CBO estimates that implementing H.R. 1937 would have no significant effect on the federal budget. Because enacting the bill could reduce mandatory payments for attorneys’ fees over the 2016-2025 period, pay-as-you-go procedures apply. However, CBO estimates that any such effects would be minimal. Enacting the bill would not affect revenues.
S. 1573 would require the National Weather Service (NWS) to employ a warning coordinator at each of its weather forecast offices and to conduct certain studies. Assuming appropriation of the necessary amounts, CBO estimates that implementing the legislation would cost $1 million over the 2016-2017 period. Because enacting the bill would not affect direct spending or revenues, pay-as-you-go procedures do not apply.
H.R. 2899 would establish the Office for Countering Violent Extremism in the Department of Homeland Security.
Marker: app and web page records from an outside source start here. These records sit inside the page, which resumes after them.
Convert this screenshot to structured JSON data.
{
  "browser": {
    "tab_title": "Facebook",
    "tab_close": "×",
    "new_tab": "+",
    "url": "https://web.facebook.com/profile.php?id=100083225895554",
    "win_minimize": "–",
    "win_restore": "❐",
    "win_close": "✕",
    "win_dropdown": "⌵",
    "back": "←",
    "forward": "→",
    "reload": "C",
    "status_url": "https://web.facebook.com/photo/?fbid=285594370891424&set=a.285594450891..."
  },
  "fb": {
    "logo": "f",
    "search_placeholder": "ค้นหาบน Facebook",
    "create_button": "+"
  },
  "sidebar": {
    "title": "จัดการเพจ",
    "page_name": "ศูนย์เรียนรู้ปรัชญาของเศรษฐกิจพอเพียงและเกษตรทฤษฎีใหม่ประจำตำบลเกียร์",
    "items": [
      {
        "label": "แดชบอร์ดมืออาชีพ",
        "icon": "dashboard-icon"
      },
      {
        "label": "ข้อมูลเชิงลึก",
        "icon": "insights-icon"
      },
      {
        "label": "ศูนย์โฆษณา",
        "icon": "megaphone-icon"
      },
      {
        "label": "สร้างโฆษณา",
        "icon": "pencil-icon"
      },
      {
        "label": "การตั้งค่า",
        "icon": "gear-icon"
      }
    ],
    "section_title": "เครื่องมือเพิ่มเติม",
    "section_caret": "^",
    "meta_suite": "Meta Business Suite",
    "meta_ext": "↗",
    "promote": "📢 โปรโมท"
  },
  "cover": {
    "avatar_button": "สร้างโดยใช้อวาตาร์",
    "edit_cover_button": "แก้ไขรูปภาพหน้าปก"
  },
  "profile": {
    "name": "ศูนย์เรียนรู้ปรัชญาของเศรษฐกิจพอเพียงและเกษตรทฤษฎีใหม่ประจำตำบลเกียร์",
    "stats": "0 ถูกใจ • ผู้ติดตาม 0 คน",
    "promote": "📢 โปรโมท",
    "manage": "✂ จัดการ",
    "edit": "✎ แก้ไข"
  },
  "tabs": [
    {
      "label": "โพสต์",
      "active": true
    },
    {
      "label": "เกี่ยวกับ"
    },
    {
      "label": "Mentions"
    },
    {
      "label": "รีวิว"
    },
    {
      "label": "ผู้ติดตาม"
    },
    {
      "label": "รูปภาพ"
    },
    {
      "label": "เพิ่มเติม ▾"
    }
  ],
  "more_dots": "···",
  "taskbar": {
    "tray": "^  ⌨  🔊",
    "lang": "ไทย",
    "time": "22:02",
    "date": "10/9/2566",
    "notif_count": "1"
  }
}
The bill would authorize the appropriation of $10 million annually over the 2016-2020 period for the office, including $6 million each year for the office to make grants to community groups and other organizations for counter-messaging campaigns targeting violent extremism.
S. 501 would amend the Navajo Settlement Act to authorize the Bureau of Reclamation (bureau) to participate in planning and designing groundwater well projects in the Navajo Nation in New Mexico. The bill also would clarify the intent of certain provisions of that act and shift some amounts of authorized spending among authorized activities. Based on information from the bureau and the Bureau of Indian Affairs (BIA), CBO estimates that implementing the legislation would not have a significant effect on the federal budget. Because enacting S.
H.R. 3114 would clarify that the Army Corps of Engineers (Corps) has the authority to hire veterans to catalogue artifacts and historic items. Based on information from the Corps, CBO estimates that enacting the bill would not affect the federal budget. Because enacting H.R. 3114 would not affect direct spending or revenues, pay-as-you-go procedures do not apply.
H.R. 3089 would direct federal agencies to prepare reports on efforts to close out financial accounts for federal grants that have expired. Grant accounts are closed when all administrative actions have been completed by the non-federal entity. Those actions may involve additional payments to grantees or payments from the grantee to the federal government.